The book maker allegedly wanted the player to bowl in a pre-arranged manner during an international match in return for a payment amounting to $7,000, a statement said.
“The facilitator himself would allegedly receive $3,000 if the planned corrupt activity was successful. Jongwe immediately reported the approach,” it added.
Following an investigation, Mupangano accepted a charge of violating Zimbabwe Cricket’s Anti-Corruption Code and was banned for five years from all ZC-affiliated cricket venues and events.
“ZC believes cases such as this demonstrate the urgent need for Zimbabwe to have a legal instrument to make fixing and any other sporting corruption a criminal offence.
“It is our view that harsh sanctions, including custodial sentences, will go a long way in helping cricket to curb one of the biggest threats to its credibility,” Zimbabwe Cricket Chairman Tavengwa Mukuhlani said.
“Criminalising match-fixing and spot-fixing will send a strong warning to offenders and would-be offenders that corruption has no place in cricket and those who engage in it should be jailed or put out of the game,” he added.

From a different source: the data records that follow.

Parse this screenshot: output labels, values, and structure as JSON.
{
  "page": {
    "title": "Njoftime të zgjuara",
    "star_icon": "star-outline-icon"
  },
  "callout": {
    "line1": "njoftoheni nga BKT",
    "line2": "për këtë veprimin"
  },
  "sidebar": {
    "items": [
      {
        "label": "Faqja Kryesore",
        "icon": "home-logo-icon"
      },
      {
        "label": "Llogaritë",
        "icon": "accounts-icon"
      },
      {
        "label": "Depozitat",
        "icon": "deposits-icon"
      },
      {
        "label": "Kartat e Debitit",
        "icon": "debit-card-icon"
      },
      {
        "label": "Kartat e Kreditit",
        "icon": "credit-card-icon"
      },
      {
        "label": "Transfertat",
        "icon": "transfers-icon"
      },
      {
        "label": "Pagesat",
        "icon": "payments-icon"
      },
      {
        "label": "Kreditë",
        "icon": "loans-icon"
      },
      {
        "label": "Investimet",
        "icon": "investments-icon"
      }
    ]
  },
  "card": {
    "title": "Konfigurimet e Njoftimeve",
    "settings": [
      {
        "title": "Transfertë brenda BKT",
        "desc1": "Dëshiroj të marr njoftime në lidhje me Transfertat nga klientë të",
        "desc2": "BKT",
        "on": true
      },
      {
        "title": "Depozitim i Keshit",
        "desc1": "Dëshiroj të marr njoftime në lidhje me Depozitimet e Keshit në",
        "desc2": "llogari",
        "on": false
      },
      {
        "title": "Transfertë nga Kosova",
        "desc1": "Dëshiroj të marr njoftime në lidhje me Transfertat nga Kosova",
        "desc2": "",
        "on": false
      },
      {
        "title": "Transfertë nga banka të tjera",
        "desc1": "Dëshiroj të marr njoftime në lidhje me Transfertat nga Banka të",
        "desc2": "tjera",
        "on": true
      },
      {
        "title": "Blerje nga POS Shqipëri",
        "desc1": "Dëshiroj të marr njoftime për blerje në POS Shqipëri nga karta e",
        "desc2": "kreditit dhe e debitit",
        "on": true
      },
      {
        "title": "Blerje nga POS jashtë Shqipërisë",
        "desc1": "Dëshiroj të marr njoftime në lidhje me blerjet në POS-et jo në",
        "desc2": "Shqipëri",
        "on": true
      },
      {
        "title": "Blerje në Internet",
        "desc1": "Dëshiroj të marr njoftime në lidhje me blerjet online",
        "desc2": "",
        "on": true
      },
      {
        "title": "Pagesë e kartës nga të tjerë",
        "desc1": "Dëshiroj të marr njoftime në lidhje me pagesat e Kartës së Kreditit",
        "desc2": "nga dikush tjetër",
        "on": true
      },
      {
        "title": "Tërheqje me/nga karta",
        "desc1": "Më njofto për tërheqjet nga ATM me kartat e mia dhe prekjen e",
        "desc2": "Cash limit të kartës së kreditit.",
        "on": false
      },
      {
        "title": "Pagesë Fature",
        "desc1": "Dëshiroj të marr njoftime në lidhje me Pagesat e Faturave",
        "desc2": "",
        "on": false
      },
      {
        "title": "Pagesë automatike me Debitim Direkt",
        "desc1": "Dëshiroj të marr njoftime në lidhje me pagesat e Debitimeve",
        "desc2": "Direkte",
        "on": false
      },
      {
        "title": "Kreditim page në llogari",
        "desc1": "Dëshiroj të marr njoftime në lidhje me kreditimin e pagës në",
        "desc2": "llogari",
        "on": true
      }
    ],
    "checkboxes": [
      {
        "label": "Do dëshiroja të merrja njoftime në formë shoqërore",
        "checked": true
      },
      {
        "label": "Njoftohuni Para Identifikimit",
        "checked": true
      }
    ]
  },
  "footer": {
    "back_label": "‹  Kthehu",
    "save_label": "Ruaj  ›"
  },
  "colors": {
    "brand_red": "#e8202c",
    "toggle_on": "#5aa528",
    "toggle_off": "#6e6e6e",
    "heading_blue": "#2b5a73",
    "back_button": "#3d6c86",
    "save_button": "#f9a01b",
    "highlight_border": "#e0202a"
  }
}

Writing by Mark Gleeson in Cape Town; editing by Jason NeelyPost published in: Cricket